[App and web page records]
= = =
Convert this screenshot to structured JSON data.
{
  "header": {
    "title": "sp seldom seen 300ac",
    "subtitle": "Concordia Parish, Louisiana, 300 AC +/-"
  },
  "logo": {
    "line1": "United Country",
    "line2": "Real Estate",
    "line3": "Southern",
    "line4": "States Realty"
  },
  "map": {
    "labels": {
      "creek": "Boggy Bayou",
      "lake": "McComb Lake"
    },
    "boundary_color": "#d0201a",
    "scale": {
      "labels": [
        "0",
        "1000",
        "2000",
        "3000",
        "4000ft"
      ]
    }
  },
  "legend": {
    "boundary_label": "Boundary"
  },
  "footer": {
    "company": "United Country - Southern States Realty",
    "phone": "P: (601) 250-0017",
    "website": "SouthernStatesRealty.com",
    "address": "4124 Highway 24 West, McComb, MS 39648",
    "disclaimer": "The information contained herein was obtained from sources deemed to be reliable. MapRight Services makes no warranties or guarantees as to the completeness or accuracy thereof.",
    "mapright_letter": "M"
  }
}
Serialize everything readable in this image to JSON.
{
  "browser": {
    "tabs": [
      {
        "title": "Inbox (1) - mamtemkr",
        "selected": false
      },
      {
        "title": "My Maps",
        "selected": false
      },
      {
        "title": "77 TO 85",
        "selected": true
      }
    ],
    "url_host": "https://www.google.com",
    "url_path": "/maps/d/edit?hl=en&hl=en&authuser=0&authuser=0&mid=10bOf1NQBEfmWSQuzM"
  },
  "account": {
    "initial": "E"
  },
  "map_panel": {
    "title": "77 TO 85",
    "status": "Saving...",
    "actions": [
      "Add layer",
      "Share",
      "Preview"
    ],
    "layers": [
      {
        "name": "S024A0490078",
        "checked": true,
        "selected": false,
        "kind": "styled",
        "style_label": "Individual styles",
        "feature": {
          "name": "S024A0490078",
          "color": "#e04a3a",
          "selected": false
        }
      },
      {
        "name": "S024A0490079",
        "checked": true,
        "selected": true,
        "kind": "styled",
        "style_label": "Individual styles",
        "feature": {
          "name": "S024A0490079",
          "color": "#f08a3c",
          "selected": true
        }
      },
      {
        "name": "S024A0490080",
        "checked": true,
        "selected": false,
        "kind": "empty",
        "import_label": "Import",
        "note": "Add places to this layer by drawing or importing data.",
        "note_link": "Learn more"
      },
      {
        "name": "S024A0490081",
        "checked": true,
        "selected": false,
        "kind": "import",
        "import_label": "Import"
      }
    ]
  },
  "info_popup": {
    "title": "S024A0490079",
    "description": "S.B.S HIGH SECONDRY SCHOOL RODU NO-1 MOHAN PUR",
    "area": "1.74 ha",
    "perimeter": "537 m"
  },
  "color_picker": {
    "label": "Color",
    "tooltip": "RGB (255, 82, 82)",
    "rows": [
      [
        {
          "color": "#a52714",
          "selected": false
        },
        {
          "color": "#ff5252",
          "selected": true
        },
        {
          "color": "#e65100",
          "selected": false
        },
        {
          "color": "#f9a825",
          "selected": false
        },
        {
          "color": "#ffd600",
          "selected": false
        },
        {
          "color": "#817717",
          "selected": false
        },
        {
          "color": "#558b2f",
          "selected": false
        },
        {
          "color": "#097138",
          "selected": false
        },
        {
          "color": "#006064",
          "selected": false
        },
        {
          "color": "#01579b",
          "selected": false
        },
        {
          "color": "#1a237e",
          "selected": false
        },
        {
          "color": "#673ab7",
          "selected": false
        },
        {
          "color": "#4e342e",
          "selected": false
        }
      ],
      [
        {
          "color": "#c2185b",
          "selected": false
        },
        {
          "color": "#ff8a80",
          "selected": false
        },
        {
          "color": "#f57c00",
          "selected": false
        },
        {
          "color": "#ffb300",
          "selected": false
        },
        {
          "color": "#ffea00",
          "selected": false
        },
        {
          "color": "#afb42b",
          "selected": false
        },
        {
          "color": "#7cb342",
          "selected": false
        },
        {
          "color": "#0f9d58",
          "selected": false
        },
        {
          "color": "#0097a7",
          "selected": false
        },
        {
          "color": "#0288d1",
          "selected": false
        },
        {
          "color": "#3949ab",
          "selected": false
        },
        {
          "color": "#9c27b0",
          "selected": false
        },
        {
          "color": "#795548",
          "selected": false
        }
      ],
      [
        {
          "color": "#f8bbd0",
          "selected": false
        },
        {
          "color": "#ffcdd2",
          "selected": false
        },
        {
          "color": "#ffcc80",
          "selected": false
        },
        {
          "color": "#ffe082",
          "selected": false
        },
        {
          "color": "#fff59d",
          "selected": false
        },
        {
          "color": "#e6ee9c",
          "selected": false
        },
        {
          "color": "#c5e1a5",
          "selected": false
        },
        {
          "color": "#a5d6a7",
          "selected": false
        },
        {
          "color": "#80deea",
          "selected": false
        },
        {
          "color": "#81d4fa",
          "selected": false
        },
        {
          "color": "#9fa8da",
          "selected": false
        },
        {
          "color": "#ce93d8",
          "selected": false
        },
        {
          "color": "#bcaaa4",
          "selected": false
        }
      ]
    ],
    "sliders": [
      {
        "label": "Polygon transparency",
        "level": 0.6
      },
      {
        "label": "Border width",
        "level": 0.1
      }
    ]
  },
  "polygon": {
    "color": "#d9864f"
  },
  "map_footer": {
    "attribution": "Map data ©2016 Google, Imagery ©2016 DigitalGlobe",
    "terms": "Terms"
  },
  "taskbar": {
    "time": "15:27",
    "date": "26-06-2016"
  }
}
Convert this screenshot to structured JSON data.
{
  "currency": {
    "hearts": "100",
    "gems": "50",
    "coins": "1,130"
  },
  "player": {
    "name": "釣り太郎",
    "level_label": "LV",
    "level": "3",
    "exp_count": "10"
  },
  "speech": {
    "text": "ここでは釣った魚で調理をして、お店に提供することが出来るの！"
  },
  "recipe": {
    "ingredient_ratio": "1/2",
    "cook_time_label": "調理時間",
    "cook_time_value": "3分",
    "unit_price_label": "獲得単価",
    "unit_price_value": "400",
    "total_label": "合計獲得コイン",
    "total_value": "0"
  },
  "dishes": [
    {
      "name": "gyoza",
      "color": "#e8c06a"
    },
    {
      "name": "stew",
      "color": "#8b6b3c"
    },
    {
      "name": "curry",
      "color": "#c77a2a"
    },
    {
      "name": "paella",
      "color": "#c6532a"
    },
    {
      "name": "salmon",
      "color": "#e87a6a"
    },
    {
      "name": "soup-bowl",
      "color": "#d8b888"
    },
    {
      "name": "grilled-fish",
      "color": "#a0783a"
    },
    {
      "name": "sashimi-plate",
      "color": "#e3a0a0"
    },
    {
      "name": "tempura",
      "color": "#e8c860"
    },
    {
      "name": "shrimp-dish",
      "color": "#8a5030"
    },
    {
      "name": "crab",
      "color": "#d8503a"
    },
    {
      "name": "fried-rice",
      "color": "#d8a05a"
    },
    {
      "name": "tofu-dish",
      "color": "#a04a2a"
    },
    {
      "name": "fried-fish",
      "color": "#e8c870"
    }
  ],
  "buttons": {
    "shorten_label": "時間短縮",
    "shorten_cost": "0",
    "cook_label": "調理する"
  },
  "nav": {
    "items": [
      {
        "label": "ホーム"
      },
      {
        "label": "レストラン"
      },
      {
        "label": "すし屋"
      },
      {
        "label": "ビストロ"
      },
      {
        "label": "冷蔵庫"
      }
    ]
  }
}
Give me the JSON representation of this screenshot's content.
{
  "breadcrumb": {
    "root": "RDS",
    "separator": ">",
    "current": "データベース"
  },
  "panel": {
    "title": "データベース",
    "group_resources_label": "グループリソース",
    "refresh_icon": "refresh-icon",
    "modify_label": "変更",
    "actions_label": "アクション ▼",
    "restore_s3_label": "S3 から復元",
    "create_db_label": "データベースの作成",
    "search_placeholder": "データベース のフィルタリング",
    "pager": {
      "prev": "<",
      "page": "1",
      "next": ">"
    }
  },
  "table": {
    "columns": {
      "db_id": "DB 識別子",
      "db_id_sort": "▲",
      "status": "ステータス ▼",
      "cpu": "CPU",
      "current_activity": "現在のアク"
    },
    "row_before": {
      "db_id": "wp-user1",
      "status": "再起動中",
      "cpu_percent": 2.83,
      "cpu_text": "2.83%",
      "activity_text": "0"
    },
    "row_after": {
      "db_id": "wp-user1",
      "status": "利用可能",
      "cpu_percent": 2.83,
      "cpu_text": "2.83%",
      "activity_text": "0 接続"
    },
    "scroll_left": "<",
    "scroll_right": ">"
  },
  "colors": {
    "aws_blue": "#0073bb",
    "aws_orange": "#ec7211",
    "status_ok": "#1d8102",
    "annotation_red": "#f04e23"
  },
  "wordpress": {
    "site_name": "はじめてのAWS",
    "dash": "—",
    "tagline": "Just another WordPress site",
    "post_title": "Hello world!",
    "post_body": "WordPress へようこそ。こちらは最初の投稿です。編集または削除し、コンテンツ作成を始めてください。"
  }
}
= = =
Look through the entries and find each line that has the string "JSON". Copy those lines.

Convert this screenshot to structured JSON data.
Serialize everything readable in this image to JSON.
Convert this screenshot to structured JSON data.
Give me the JSON representation of this screenshot's content.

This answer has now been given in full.